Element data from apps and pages
>>>

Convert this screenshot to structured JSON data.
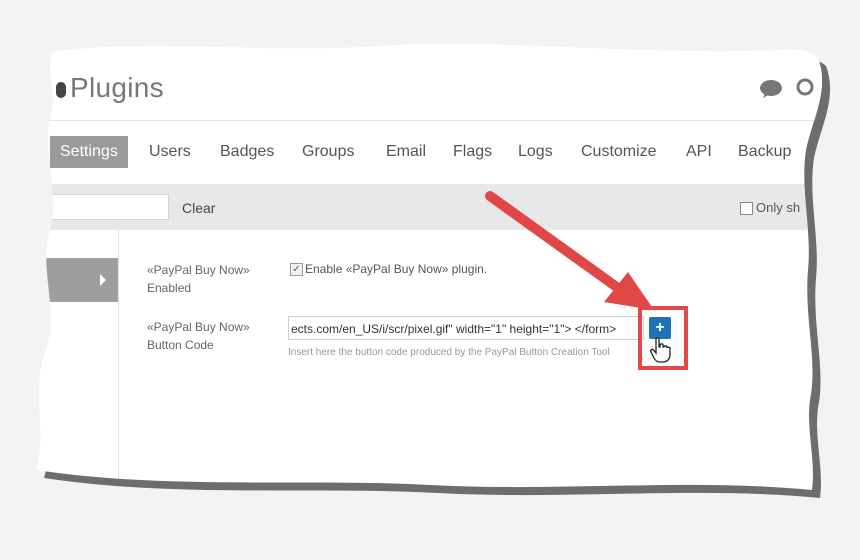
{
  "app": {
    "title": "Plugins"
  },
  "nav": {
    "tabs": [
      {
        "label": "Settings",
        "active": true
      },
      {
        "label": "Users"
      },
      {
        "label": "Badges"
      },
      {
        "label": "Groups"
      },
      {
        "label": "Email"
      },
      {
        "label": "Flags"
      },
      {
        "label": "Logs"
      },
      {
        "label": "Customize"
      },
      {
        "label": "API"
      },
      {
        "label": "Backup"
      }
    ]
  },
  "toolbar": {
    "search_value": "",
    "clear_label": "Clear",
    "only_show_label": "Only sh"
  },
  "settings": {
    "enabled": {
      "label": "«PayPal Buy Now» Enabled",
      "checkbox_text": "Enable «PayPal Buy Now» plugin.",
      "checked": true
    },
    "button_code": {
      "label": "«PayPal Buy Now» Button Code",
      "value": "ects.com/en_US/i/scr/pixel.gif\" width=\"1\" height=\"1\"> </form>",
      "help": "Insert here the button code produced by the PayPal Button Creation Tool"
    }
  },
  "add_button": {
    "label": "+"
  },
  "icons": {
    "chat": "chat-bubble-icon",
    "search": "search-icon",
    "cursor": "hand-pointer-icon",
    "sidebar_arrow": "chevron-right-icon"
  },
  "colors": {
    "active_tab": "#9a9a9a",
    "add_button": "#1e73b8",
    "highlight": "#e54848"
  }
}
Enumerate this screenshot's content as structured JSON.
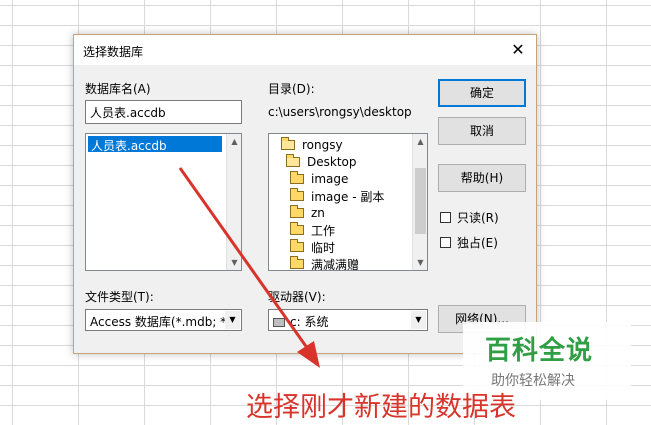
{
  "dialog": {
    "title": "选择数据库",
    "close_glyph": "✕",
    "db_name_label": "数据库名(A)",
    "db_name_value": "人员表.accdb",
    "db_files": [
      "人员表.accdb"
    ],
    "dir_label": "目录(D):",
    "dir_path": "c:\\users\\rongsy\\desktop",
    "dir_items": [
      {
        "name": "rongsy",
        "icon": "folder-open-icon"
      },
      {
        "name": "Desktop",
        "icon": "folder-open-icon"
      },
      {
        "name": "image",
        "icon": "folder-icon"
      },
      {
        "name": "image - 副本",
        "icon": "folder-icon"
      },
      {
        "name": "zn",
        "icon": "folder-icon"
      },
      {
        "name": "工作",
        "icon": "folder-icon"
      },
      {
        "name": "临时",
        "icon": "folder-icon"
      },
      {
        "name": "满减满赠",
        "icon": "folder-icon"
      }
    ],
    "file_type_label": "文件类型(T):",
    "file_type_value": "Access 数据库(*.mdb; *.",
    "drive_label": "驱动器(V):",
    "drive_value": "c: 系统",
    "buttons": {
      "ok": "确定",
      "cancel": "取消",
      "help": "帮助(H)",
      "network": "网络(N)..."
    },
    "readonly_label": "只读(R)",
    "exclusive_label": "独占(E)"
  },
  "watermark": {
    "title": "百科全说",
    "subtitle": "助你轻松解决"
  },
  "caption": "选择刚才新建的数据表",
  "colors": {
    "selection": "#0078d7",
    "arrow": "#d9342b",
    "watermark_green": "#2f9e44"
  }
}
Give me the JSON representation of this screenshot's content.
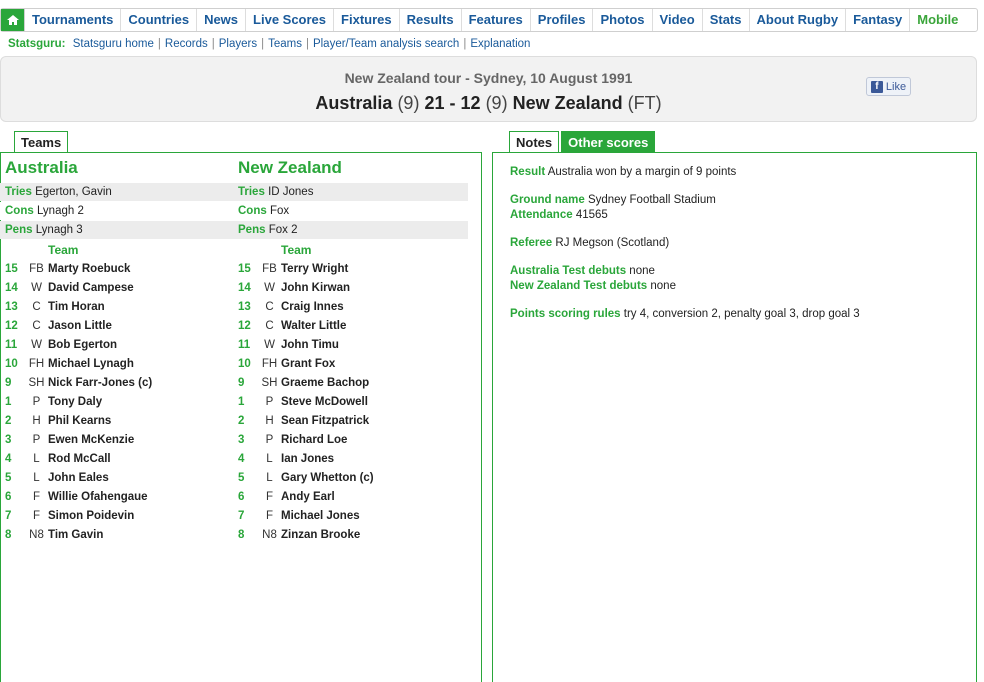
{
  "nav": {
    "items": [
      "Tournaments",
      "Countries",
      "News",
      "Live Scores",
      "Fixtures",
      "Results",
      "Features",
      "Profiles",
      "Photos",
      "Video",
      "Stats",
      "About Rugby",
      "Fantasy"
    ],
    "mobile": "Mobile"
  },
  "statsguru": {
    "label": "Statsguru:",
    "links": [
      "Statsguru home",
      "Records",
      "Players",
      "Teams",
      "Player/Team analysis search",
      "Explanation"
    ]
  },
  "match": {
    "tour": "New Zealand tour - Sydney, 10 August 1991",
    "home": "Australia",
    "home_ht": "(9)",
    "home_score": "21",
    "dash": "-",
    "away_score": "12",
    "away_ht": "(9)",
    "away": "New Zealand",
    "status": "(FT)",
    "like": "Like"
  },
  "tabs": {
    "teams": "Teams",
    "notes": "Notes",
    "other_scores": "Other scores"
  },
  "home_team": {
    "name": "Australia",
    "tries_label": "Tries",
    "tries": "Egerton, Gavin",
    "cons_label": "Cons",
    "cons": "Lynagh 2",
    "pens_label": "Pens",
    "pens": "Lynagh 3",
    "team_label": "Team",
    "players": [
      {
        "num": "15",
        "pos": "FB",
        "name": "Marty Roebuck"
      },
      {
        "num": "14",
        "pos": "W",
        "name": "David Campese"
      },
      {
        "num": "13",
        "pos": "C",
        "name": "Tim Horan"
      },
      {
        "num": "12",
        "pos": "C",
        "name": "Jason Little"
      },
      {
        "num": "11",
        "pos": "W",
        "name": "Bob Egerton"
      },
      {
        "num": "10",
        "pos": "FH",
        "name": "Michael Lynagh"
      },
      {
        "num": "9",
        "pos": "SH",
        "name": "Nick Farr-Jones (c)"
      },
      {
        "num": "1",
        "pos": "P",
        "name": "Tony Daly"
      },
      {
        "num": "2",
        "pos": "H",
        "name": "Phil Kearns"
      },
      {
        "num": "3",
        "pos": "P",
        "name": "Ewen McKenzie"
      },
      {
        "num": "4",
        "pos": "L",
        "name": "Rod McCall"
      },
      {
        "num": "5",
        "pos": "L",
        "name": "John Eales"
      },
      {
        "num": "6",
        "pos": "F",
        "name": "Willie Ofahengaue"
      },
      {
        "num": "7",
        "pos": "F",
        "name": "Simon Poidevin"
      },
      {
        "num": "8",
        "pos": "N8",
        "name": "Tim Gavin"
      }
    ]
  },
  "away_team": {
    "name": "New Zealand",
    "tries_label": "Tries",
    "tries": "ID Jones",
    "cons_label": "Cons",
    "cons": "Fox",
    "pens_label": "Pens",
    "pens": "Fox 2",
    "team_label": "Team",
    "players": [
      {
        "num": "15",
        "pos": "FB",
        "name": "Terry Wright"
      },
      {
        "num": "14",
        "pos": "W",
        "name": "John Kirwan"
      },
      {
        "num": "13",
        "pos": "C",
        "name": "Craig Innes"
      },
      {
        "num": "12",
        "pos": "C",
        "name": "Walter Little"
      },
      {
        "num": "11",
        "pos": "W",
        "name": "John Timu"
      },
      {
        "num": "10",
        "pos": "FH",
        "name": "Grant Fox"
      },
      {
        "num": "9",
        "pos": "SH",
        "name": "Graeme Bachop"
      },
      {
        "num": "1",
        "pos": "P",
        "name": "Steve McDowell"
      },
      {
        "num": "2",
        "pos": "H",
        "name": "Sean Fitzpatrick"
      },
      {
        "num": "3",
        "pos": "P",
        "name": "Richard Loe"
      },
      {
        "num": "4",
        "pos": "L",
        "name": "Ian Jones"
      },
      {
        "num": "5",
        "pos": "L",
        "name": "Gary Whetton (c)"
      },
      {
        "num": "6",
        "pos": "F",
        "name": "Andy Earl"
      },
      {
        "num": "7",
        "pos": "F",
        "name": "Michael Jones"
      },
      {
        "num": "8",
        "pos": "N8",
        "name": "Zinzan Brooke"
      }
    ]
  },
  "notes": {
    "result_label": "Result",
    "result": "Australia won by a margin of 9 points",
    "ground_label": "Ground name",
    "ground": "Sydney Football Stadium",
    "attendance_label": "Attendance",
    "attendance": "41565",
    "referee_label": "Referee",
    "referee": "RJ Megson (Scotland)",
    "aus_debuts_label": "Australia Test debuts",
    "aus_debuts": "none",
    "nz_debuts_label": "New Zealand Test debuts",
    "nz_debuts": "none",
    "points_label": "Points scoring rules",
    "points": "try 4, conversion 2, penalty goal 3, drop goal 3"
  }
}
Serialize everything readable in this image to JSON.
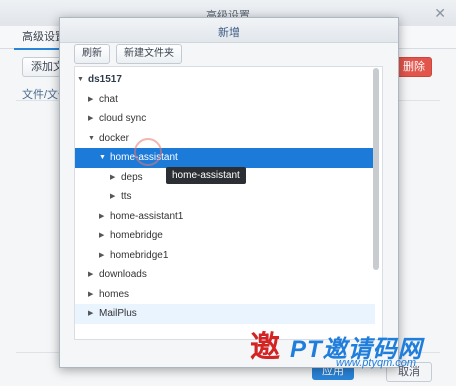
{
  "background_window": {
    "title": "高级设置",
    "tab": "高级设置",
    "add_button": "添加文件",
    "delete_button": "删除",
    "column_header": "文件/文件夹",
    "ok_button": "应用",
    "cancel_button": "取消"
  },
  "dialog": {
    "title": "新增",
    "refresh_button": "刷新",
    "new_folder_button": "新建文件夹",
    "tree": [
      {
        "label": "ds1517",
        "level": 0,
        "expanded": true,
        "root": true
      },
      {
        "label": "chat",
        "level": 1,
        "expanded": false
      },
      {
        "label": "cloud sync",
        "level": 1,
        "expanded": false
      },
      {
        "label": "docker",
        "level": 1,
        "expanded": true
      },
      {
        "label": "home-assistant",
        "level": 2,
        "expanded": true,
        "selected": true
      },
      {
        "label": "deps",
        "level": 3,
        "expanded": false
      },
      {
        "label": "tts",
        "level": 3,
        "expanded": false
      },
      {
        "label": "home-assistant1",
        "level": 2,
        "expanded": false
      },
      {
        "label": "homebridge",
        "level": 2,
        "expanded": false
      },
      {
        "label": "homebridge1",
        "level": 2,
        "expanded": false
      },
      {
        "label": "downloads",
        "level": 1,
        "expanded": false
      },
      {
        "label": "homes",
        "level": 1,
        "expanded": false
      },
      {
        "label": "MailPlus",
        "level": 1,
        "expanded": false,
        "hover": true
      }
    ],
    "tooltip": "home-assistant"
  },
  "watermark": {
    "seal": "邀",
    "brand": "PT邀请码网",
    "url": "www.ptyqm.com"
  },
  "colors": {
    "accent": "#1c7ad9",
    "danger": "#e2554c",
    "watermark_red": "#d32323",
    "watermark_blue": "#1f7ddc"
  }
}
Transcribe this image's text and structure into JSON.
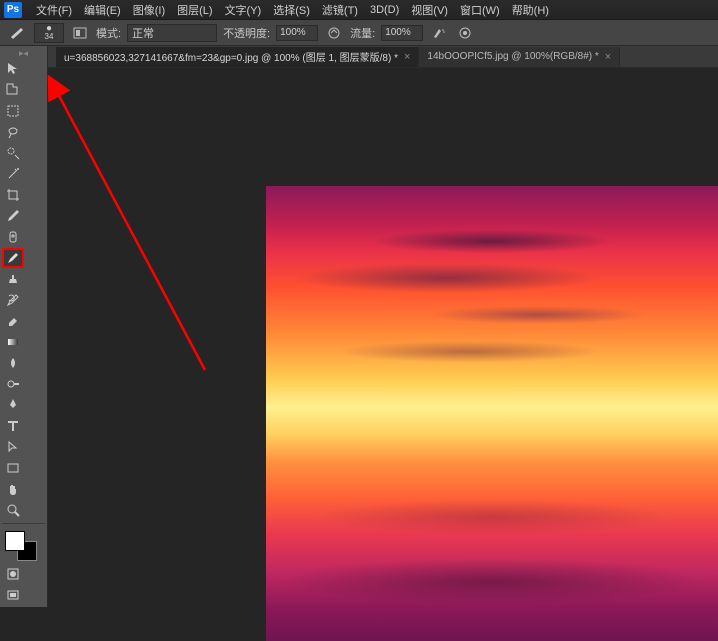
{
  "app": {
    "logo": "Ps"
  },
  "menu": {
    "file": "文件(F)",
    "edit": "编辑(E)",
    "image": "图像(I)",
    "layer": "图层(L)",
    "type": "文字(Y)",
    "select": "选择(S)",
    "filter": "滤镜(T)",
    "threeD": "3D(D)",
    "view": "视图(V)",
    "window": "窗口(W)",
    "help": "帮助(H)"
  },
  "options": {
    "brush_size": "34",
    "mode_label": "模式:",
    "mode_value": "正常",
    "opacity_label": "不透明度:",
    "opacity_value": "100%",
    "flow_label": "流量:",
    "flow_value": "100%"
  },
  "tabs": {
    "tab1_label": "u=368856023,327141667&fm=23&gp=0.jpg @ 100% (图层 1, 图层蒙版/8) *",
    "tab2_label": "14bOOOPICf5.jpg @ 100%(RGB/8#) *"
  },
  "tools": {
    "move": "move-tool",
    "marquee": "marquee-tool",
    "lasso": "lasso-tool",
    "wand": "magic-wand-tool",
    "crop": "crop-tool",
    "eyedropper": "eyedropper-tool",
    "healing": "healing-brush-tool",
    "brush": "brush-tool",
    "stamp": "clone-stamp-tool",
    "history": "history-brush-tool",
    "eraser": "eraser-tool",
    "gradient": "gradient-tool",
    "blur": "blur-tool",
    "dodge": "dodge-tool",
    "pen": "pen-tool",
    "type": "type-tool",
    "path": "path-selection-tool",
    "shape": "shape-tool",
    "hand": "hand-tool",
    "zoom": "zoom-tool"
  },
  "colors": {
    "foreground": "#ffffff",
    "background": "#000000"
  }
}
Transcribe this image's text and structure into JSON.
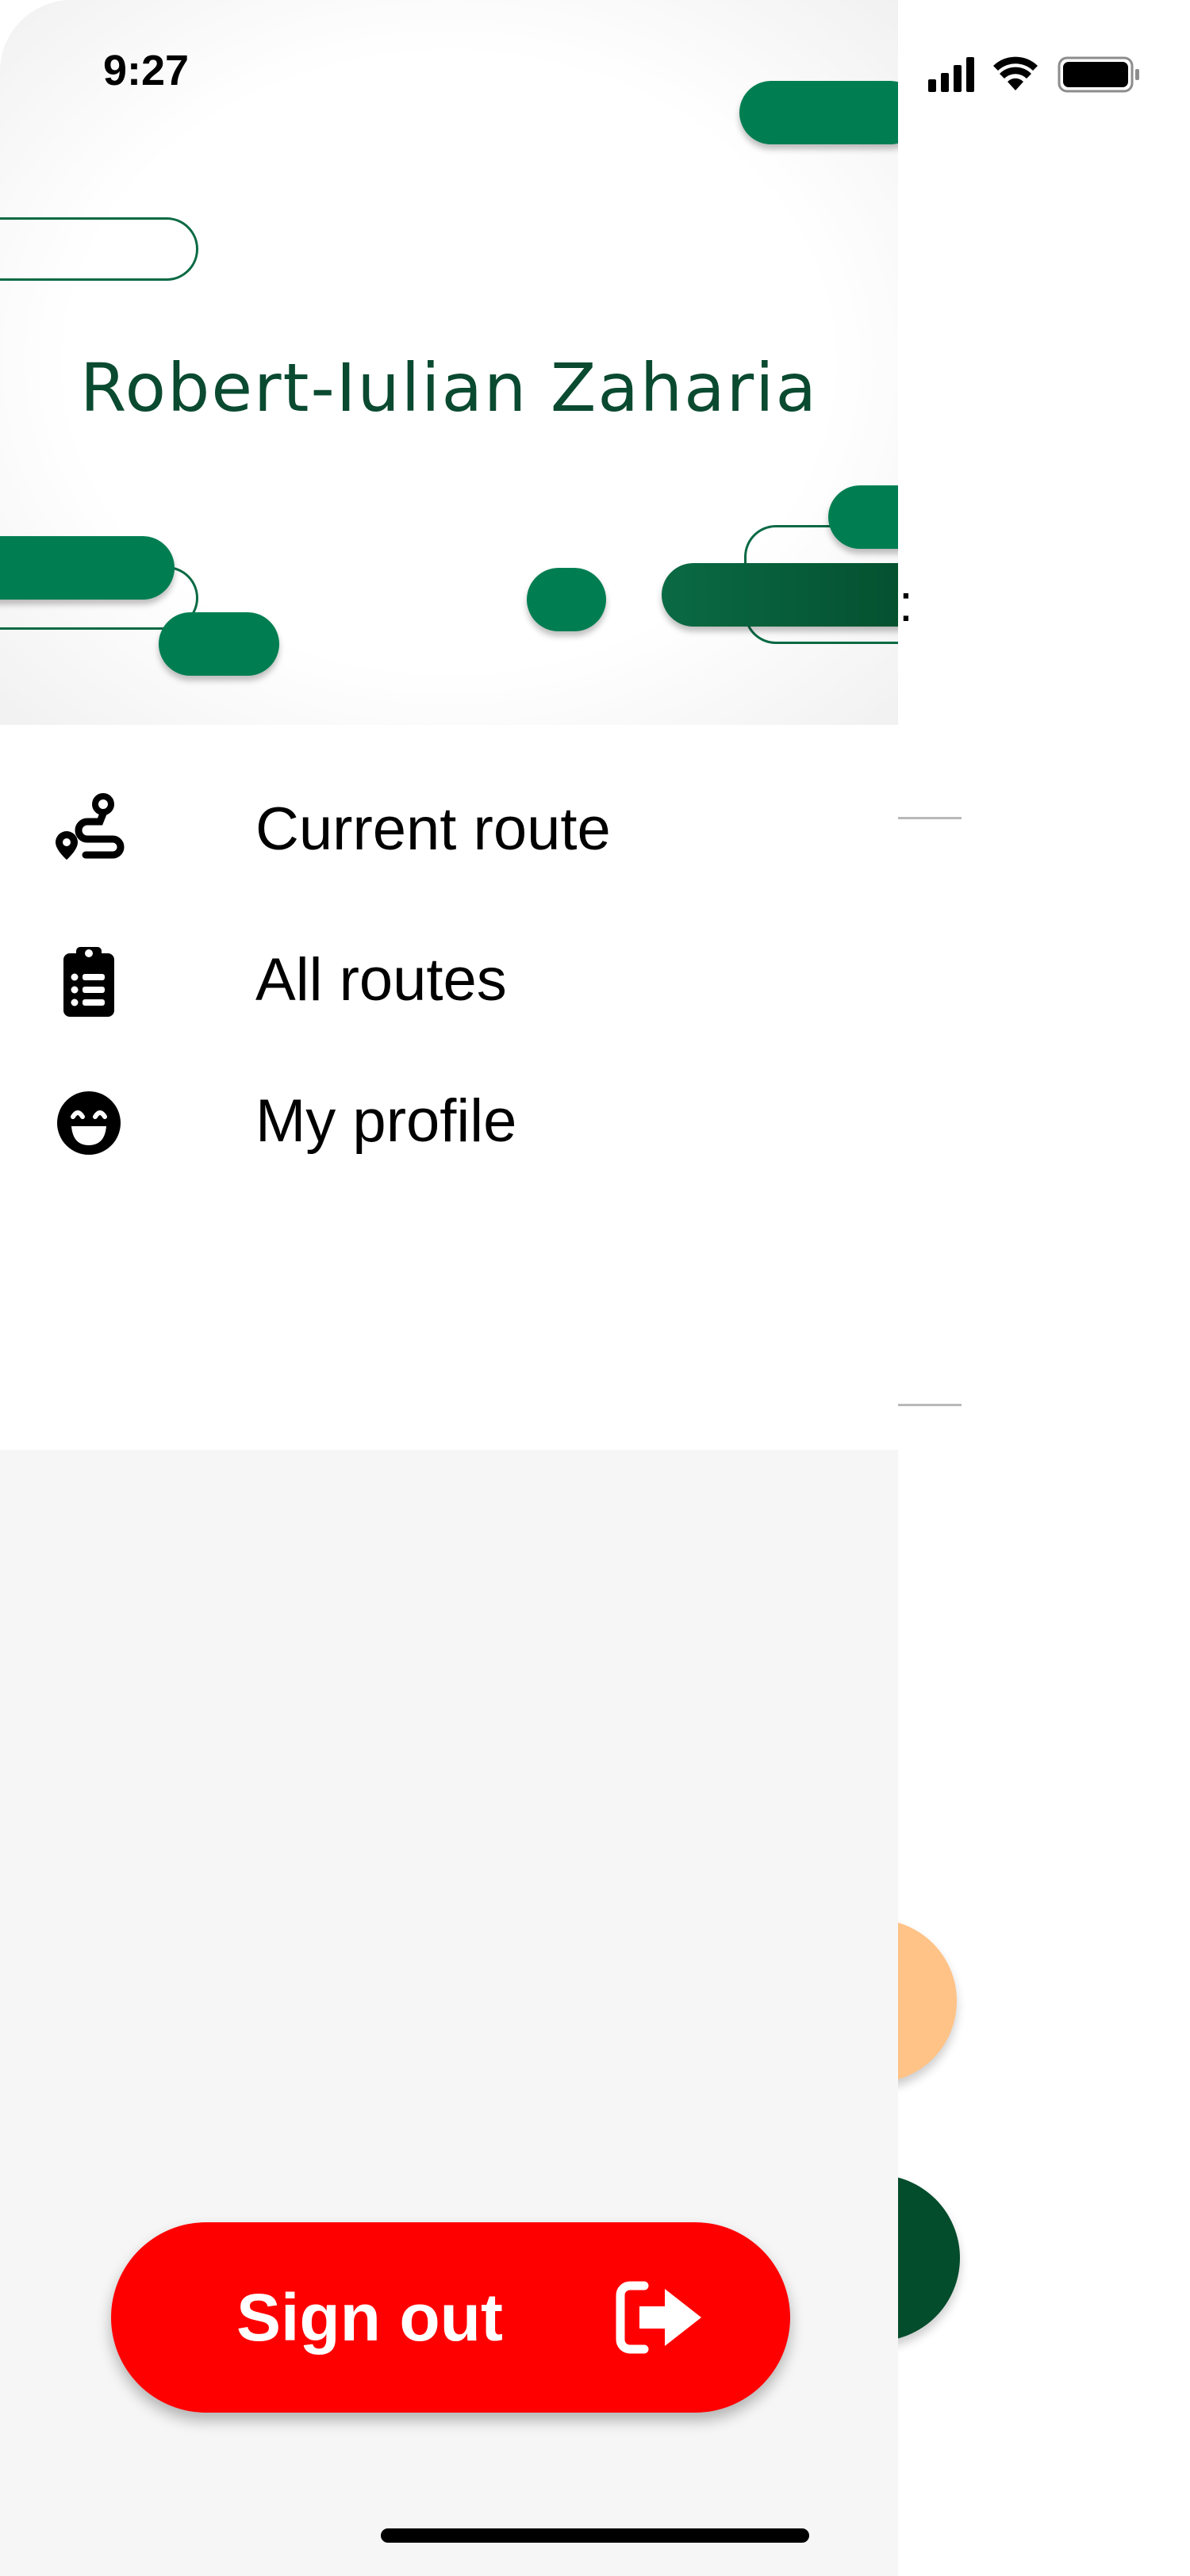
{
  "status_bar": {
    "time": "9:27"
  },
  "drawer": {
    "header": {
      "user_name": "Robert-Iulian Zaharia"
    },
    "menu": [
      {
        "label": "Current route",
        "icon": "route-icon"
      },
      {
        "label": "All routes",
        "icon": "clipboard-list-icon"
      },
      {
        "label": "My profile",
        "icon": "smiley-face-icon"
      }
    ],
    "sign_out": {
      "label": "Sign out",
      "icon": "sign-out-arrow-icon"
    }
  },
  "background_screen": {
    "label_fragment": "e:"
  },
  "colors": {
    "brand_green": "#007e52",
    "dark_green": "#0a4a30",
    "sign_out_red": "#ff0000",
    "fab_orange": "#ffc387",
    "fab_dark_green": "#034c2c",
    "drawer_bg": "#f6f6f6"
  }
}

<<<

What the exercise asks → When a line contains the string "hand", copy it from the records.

Solution to this task →
    "cursor": "hand-pointer-icon",
    "hand": "hand-tool",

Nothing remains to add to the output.